15 August 2015

Berkeley Earth sounds alarm on air pollution in China

Source: Berkeley Earth website.

Berkeley Earth has published research in the refereed journal PLOS ONE showing that air pollution kills an average of 4,000 people daily in China, accounting for 17% of all deaths in the country. The air for 38% of the population would be considered "unhealthy" by US standards, said the non-profit organisation, which was set up to study concerns from global warming sceptics.

Berkeley Earth analysed hourly measurements of 1,500 ground stations over four months, and found that the source of PM2.5, particulate matter 2.5 microns and smaller, is most likely to be coal. PM2.5 penetrates deeply into lungs and can trigger heart attacks, stroke, lung cancer, and asthma.

"Beijing is only a moderate source PM2.5; it receives much of its pollution from distant industrial areas, particularly Shijiazhuang, 200 miles to the southwest," says Robert Rohde, coauthor of the paper. Since the sources aren't local, reducing pollution for the 2022 Olympics may prove difficult, Berkeley Earth says. 

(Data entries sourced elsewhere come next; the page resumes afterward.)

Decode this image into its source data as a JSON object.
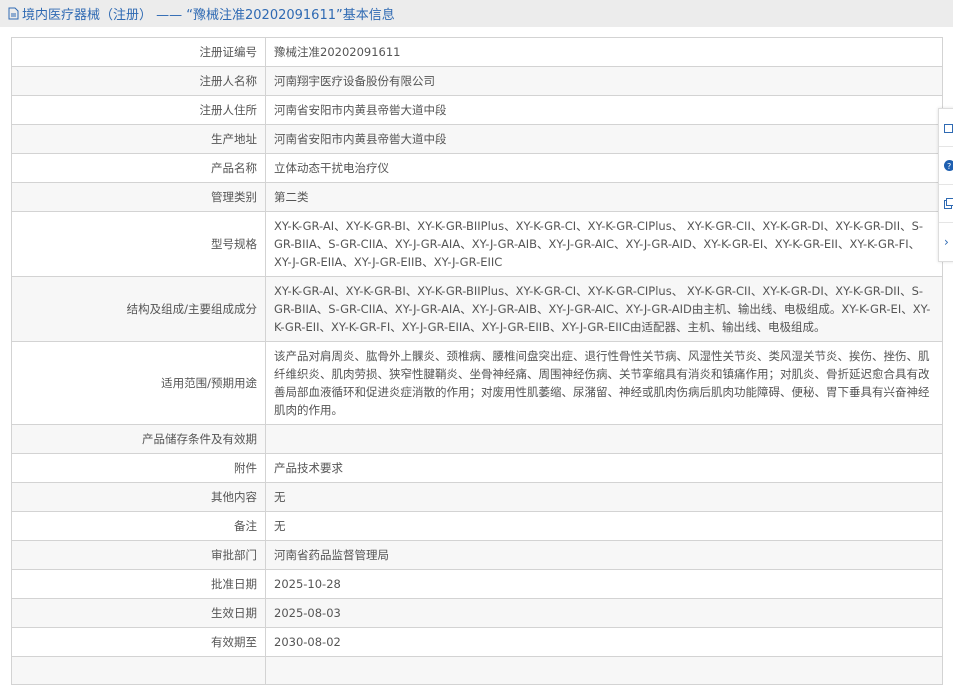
{
  "header": {
    "title": "境内医疗器械（注册） —— “豫械注准20202091611”基本信息",
    "icon": "document-icon"
  },
  "rows": [
    {
      "label": "注册证编号",
      "value": "豫械注准20202091611"
    },
    {
      "label": "注册人名称",
      "value": "河南翔宇医疗设备股份有限公司"
    },
    {
      "label": "注册人住所",
      "value": "河南省安阳市内黄县帝喾大道中段"
    },
    {
      "label": "生产地址",
      "value": "河南省安阳市内黄县帝喾大道中段"
    },
    {
      "label": "产品名称",
      "value": "立体动态干扰电治疗仪"
    },
    {
      "label": "管理类别",
      "value": "第二类"
    },
    {
      "label": "型号规格",
      "value": "XY-K-GR-AI、XY-K-GR-BI、XY-K-GR-BIIPlus、XY-K-GR-CI、XY-K-GR-CIPlus、 XY-K-GR-CII、XY-K-GR-DI、XY-K-GR-DII、S-GR-BIIA、S-GR-CIIA、XY-J-GR-AIA、XY-J-GR-AIB、XY-J-GR-AIC、XY-J-GR-AID、XY-K-GR-EI、XY-K-GR-EII、XY-K-GR-FI、XY-J-GR-EIIA、XY-J-GR-EIIB、XY-J-GR-EIIC"
    },
    {
      "label": "结构及组成/主要组成成分",
      "value": "XY-K-GR-AI、XY-K-GR-BI、XY-K-GR-BIIPlus、XY-K-GR-CI、XY-K-GR-CIPlus、 XY-K-GR-CII、XY-K-GR-DI、XY-K-GR-DII、S-GR-BIIA、S-GR-CIIA、XY-J-GR-AIA、XY-J-GR-AIB、XY-J-GR-AIC、XY-J-GR-AID由主机、输出线、电极组成。XY-K-GR-EI、XY-K-GR-EII、XY-K-GR-FI、XY-J-GR-EIIA、XY-J-GR-EIIB、XY-J-GR-EIIC由适配器、主机、输出线、电极组成。"
    },
    {
      "label": "适用范围/预期用途",
      "value": "该产品对肩周炎、肱骨外上髁炎、颈椎病、腰椎间盘突出症、退行性骨性关节病、风湿性关节炎、类风湿关节炎、挨伤、挫伤、肌纤维织炎、肌肉劳损、狭窄性腱鞘炎、坐骨神经痛、周围神经伤病、关节挛缩具有消炎和镇痛作用；对肌炎、骨折延迟愈合具有改善局部血液循环和促进炎症消散的作用；对废用性肌萎缩、尿潴留、神经或肌肉伤病后肌肉功能障碍、便秘、胃下垂具有兴奋神经肌肉的作用。"
    },
    {
      "label": "产品储存条件及有效期",
      "value": ""
    },
    {
      "label": "附件",
      "value": "产品技术要求"
    },
    {
      "label": "其他内容",
      "value": "无"
    },
    {
      "label": "备注",
      "value": "无"
    },
    {
      "label": "审批部门",
      "value": "河南省药品监督管理局"
    },
    {
      "label": "批准日期",
      "value": "2025-10-28"
    },
    {
      "label": "生效日期",
      "value": "2025-08-03"
    },
    {
      "label": "有效期至",
      "value": "2030-08-02"
    },
    {
      "label": "",
      "value": ""
    }
  ],
  "sidebar": {
    "icons": [
      "edit-icon",
      "help-icon",
      "copy-icon",
      "chevron-right-icon"
    ]
  }
}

Worldwide, air pollution kills over three million people per year – more than AIDS, malaria, diabetes or tuberculosis. 

"Air pollution is the greatest environmental disaster in the world today," says Richard Muller, Scientific Director of Berkeley Earth, coauthor of the paper. "When I was last in Beijing, pollution was at the hazardous level; every hour of exposure reduced my life expectancy by 20 minutes. It's as if every man, women, and child smoked 1.5 cigarettes each hour," he said.

Elizabeth Muller, Executive Director of Berkeley Earth, said that solutions include greater use of scrubbers, increased energy efficiency, and switching from coal to natural gas, nuclear power, and renewable energy. "Many of the same solutions that mitigate air pollution will simultaneously reduce China's contribution to global warming. We can save lives today and tomorrow," she said.

Berkeley Earth hopes to expand geographic coverage to include more of Asia, the US, and Europe, and to study how sources of air pollution change with time.


View the data set